_WHAT THIS TASK INVOLVES_. Would you output all the data exactly as it stands?

_MATERIAL PROVIDED_.
--
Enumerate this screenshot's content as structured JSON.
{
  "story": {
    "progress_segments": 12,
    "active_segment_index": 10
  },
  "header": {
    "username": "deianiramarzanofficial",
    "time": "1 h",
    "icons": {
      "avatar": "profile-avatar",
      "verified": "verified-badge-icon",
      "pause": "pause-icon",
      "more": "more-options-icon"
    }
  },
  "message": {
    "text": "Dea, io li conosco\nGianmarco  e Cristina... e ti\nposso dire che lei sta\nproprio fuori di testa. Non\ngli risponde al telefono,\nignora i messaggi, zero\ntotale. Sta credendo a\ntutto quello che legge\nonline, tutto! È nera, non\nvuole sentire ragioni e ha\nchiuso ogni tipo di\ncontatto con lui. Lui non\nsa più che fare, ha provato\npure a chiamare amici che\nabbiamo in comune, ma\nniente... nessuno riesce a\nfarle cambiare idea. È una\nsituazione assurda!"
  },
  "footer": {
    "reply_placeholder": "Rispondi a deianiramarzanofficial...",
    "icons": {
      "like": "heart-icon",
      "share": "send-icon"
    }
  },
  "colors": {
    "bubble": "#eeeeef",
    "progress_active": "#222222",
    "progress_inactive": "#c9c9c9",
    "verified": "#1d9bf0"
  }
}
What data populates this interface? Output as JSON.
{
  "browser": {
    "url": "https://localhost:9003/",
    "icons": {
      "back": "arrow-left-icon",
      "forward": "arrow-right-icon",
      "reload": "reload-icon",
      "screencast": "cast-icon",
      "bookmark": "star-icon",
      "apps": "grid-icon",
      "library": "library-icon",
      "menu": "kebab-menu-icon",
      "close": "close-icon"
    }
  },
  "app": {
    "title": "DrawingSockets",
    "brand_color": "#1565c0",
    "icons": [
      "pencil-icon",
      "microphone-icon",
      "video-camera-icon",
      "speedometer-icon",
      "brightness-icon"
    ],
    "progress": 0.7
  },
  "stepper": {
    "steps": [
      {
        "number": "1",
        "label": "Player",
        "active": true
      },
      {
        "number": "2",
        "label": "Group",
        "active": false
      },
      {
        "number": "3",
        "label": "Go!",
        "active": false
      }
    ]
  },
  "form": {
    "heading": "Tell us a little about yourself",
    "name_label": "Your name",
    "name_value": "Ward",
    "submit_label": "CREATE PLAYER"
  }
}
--
_TASK SOLUTION_.
Enumerate this screenshot's content as structured JSON.
{
  "story": {
    "progress_segments": 12,
    "active_segment_index": 10
  },
  "header": {
    "username": "deianiramarzanofficial",
    "time": "1 h",
    "icons": {
      "avatar": "profile-avatar",
      "verified": "verified-badge-icon",
      "pause": "pause-icon",
      "more": "more-options-icon"
    }
  },
  "message": {
    "text": "Dea, io li conosco\nGianmarco  e Cristina... e ti\nposso dire che lei sta\nproprio fuori di testa. Non\ngli risponde al telefono,\nignora i messaggi, zero\ntotale. Sta credendo a\ntutto quello che legge\nonline, tutto! È nera, non\nvuole sentire ragioni e ha\nchiuso ogni tipo di\ncontatto con lui. Lui non\nsa più che fare, ha provato\npure a chiamare amici che\nabbiamo in comune, ma\nniente... nessuno riesce a\nfarle cambiare idea. È una\nsituazione assurda!"
  },
  "footer": {
    "reply_placeholder": "Rispondi a deianiramarzanofficial...",
    "icons": {
      "like": "heart-icon",
      "share": "send-icon"
    }
  },
  "colors": {
    "bubble": "#eeeeef",
    "progress_active": "#222222",
    "progress_inactive": "#c9c9c9",
    "verified": "#1d9bf0"
  }
}
What data populates this interface? Output as JSON.
{
  "browser": {
    "url": "https://localhost:9003/",
    "icons": {
      "back": "arrow-left-icon",
      "forward": "arrow-right-icon",
      "reload": "reload-icon",
      "screencast": "cast-icon",
      "bookmark": "star-icon",
      "apps": "grid-icon",
      "library": "library-icon",
      "menu": "kebab-menu-icon",
      "close": "close-icon"
    }
  },
  "app": {
    "title": "DrawingSockets",
    "brand_color": "#1565c0",
    "icons": [
      "pencil-icon",
      "microphone-icon",
      "video-camera-icon",
      "speedometer-icon",
      "brightness-icon"
    ],
    "progress": 0.7
  },
  "stepper": {
    "steps": [
      {
        "number": "1",
        "label": "Player",
        "active": true
      },
      {
        "number": "2",
        "label": "Group",
        "active": false
      },
      {
        "number": "3",
        "label": "Go!",
        "active": false
      }
    ]
  },
  "form": {
    "heading": "Tell us a little about yourself",
    "name_label": "Your name",
    "name_value": "Ward",
    "submit_label": "CREATE PLAYER"
  }
}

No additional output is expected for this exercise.